Dr. Teisberg received the Wachovia Award research excellence in 2006 and was honored by the University of Virginia in 2004 with its Frederick S. Morton Leadership Award.
Dr. Teisberg is professor of Community and Family Medicine at Dartmouth's Geisel School of Medicine and at the Dartmouth Center for Heath Care Delivery Science. She was formerly professor at the Darden School of Business at the University of Virginia and at the Harvard Business School. She earned a MS and a PhD in engineering-economic systems from the Stanford University School of Engineering. She also holds a M Eng in systems science from the University of Virginia.
Paul Farmer, MD, PhD
Global Humanitarian and Chair, Department of Global Health & Social Medicine, Harvard Medical School
Medical anthropologist and physician Paul Farmer has dedicated his life to improving healthcare for the world's poorest people. He is a founding director of Partners In Health (PIH), an international non-profit organization that since 1987 has provided direct healthcare services and undertaken research and advocacy activities on behalf of those who are sick and living in poverty.
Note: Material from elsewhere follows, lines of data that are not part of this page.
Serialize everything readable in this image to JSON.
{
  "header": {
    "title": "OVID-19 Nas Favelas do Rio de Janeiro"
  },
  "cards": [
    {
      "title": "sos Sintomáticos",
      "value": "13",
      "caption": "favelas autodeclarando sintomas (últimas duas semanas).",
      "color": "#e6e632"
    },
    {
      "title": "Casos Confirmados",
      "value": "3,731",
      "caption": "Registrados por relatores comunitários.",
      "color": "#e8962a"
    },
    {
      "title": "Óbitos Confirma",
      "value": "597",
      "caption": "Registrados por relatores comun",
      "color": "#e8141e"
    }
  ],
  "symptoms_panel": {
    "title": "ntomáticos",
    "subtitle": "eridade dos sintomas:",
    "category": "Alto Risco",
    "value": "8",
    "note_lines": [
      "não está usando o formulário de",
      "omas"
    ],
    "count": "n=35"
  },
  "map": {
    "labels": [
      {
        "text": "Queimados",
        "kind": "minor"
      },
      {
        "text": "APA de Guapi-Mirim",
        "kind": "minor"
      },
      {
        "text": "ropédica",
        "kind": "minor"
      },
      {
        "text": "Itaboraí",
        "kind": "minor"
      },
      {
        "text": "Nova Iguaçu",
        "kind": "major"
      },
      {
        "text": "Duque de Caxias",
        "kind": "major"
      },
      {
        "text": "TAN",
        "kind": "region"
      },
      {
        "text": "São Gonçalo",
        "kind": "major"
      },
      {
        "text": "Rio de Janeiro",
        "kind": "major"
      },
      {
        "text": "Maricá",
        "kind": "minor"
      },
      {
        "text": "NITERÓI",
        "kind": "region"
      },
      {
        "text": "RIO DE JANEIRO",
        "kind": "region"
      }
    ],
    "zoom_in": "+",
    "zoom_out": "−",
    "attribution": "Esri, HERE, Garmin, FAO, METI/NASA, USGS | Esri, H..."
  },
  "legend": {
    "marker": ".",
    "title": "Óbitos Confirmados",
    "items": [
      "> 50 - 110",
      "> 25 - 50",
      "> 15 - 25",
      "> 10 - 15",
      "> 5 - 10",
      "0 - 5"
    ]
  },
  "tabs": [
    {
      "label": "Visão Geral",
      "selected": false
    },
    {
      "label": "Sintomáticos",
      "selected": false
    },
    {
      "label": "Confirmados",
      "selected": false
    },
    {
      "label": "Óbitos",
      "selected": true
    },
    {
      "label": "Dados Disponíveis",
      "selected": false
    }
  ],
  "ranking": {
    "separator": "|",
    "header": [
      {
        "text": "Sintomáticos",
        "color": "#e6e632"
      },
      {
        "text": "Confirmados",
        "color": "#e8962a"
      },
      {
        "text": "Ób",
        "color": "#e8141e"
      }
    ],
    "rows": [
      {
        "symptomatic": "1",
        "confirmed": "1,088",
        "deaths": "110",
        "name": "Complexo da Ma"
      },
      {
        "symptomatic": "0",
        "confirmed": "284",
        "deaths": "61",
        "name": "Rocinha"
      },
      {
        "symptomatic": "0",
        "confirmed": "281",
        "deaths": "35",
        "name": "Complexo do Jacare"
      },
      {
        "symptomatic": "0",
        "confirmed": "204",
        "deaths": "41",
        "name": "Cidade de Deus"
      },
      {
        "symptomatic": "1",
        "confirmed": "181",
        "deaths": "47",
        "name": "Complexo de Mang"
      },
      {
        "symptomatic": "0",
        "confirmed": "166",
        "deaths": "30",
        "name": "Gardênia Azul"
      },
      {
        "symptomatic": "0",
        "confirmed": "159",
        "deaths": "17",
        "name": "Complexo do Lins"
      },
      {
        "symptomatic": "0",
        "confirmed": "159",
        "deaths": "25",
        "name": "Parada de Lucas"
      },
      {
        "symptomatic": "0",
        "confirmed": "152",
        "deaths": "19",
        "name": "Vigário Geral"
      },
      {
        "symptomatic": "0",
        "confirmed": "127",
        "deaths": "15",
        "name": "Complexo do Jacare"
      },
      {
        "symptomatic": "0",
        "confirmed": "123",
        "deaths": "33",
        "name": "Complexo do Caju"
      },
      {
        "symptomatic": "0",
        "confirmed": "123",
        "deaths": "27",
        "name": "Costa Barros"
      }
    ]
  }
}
Dr. Farmer holds an MD and PhD from Harvard University, where he is the Kolokotrones University professor and the chair of the Department of Global Health and Social Medicine at Harvard Medical School; he is also chief of the Division of Global Health Equity at Brigham and Women's Hospital, Boston. In addition, Dr. Farmer is the United Nations special adviser to the secretary-general on Community-Based Medicine and Lessons from Haiti.
Dr. Farmer has written extensively on health, human rights, and the consequences of social inequality. His most recent book is Reimaging Global Health: An Introduction.
He is the recipient of numerous honors, including the Margaret Mead Award from the American Anthropological Association, the Outstanding International Physician (Nathan Davis) Award from the American Medical Association, a John D. and Catherine T. MacArthur Foundation Fellowship, and, with his PIH colleagues, the Hilton Humanitarian Prize. He is a member of the Institute of Medicine of the National Academy of Sciences and of the American Academy of Arts and Sciences.
Maulik Joshi, Dr. P.H
President of the Health Research and Education Trust (HRET)
Sr. VP for Research at the American Hospital Association (AHA)
With a doctorate in Public Health (DrPH) and a master's in Health Services Administration, Dr. Joshi is president of the HRET, which is an independent not-for-profit affiliate of AHA that produces research topics of critical interest to hospitals and health systems. Previously, Dr. Joshi was president and CEO of the Network for Regional Healthcare Improvement.